George Lucas Educational Foundation
William Parrett and Kathleen Budge

William Parrett and Kathleen Budge

Director Center for School Improvement and Policy Studies / Associate Professor Educational Leadership

William H. Parrett has received international recognition for his work in school improvement related to students who live in poverty. He has co-authored nine books, the most recent being the 2012 award-winning Turning High-Poverty Schools Into High-Performing Schools, written with Kathleen Budge. Bill is the director of the Center for School Improvement & Policy Studies at Boise State University. He is a frequent speaker at international and national conferences, and his consultancies include state departments, boards of education, state and regional service providers, and school districts in 44 states and 10 nations. Bill holds a Ph.D. in Secondary Education from Indiana University.
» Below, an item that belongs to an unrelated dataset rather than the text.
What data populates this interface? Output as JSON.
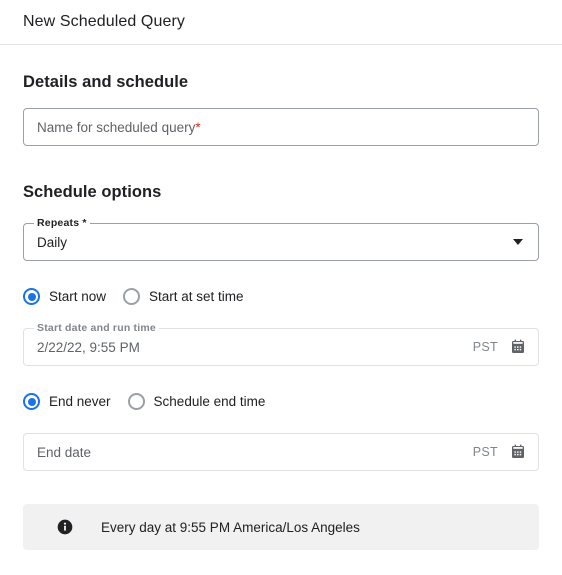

Throughout his career, he has worked to improve the educational achievement of all students, especially those less advantaged. Those efforts have positively impacted the lives of thousands of young people.

Kathleen Budge is an associate professor at Boise State University, where her research and scholarly activity focuses on educational leadership, leadership development, rural education, school improvement, and poverty. She also coordinates Boise State’s Executive Educational Leadership Program. She has conducted numerous presentations at national and state conferences as well as published several journal articles on her research interests. She is co-author with William Parrett of the 2012 award-winning book Turning High-Poverty Schools Into High-Performing Schools. She earned her doctorate from the University of Washington in 2005. With 26 years in P-12 education, she continues to maintain that her most important and significant work has been teaching first graders to read.
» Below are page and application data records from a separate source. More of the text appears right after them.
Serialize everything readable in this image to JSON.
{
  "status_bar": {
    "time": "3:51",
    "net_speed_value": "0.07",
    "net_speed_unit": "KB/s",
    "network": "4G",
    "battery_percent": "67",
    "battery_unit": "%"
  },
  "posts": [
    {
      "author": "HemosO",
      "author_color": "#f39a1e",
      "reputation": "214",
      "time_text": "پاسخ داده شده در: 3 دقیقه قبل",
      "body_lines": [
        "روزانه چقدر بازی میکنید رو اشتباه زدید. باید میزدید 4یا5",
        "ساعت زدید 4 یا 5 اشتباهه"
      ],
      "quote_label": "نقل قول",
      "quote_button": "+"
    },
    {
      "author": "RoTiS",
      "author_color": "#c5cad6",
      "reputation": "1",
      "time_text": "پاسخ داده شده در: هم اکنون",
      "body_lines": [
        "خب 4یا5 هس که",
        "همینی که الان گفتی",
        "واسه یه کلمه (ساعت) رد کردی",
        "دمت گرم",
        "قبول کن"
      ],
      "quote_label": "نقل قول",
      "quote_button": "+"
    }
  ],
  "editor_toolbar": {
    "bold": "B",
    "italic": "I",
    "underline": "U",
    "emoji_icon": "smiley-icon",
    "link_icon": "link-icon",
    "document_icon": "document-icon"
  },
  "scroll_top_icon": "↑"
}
Posts

  • Education Equity
    High-poverty schools can meet student, professional, and system learning agendas by strengthening instructional framework, targeted interventions, reading proficiency, reflective practice, and data-based inquiry.
  • Education Equity
    High-poverty schools can involve students' families through home visits and by joining the community's safety net to provide social and medical services for those in need.
  • Education Equity
    In high-poverty schools, it's critical to establish caring relationships, supporting students through advisory programs, create smaller learning environments, and encourage participation in extracurricular activities.
  • Education Equity
    Leading underachieving students in poverty to success involves asking the right questions, finding the leverage points, deploying resources effectively, optimizing time, and sharing data effectively.
  • Education Equity
    Poverty-related factors that intervene in students' ability to learn include health and well-being, limited literacy and language development, access to material resources, and level of mobility.
  • Education Equity
    Schools can address poverty through teaching social justice, offering equal academic opportunities, and discreetly providing school supplies, snacks, clothes, and other basic necessities.
  • Education Equity
    Poverty affects students' state of mind, and educators must be sensitive of the terms commonly used when discussing children and families living in poverty.